In[59]:=
Click for copyable input
Out[59]=

Example: The Rubik Group

One of the most famous permutation groups is that associated with the rotations of a Rubik cube. In the following diagram moving facelets are numbered from 1 to 48. The central facelets do not move, and define six respective basic rotations.

These are the six basic rotations.
In[60]:=
Click for copyable input
This is the number of elements in that group.
In[67]:=
Click for copyable input
Out[67]=
Internally the following chain of stabilizers has been constructed. The number of permutations that fix the corresponding list of points is indicated. The last line gives a base of the group, because only one permutation (the identity) fixes the given 18 points.
In[68]:=
Click for copyable input
In[69]:=
Click for copyable input
Out[69]=
A set of strong generators is given by the group in the first line of the chain.
In[70]:=
Click for copyable input
Out[70]=
Now you can test membership of some moves. For example, swapping two neighbor edge facelets is not allowed.
In[71]:=
Click for copyable input
Out[71]=
But the simultaneous switching of two of those is allowed.
In[72]:=
Click for copyable input
Out[72]=
This is the superflip move, which switches all those pairs simultaneously.
In[73]:=
Click for copyable input
Out[73]=
In[74]:=
Click for copyable input
Out[74]=

Other Examples

These are two examples of groups of larger support, but with very short bases.

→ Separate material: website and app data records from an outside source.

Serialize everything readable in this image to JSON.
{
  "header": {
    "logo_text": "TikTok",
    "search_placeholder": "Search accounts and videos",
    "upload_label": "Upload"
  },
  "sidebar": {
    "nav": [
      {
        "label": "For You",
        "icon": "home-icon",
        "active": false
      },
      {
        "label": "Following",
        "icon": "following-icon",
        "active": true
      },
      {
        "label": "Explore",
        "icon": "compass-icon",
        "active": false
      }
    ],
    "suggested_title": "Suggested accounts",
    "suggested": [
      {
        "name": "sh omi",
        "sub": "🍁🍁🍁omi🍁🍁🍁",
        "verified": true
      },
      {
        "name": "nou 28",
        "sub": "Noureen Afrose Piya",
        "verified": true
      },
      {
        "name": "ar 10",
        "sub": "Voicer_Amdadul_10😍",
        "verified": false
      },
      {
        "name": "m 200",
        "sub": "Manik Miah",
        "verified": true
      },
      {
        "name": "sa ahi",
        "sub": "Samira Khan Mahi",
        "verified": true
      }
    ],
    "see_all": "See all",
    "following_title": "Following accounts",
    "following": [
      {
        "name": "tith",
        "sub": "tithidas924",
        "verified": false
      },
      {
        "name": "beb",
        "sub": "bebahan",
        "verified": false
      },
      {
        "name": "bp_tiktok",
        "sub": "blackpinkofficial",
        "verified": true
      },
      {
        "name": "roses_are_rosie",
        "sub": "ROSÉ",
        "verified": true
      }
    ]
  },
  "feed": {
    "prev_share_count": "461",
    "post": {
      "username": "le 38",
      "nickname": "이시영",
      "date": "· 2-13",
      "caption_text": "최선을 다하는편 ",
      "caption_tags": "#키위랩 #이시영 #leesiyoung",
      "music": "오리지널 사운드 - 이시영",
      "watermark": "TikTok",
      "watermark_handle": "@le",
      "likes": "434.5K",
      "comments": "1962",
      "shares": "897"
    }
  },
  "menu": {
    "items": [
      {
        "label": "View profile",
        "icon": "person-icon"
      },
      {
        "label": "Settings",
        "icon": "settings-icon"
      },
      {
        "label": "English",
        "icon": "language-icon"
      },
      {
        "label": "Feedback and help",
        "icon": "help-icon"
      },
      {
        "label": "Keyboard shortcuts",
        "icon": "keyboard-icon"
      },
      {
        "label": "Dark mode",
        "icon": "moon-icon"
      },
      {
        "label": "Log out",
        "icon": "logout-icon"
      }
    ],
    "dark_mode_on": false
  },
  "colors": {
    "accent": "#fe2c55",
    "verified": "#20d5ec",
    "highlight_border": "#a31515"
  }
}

The largest symplectic group given in the ATLAS of Finite Groups is , represented as permutations on 496 points.
In[75]:=
Click for copyable input
In[78]:=
Click for copyable input
Out[78]=
In[79]:=
Click for copyable input
Out[79]=
These are the orders of the subgroups in its stabilizer chain.
In[80]:=
Click for copyable input
Out[80]=
This is the exceptional twisted group , represented with permutations on 819 points.
In[81]:=
Click for copyable input
In[84]:=
Click for copyable input
Out[84]=
It also admits a very short base.
In[85]:=
Click for copyable input
Out[85]=
New to Mathematica? Find your learning path »
Have a question? Ask support »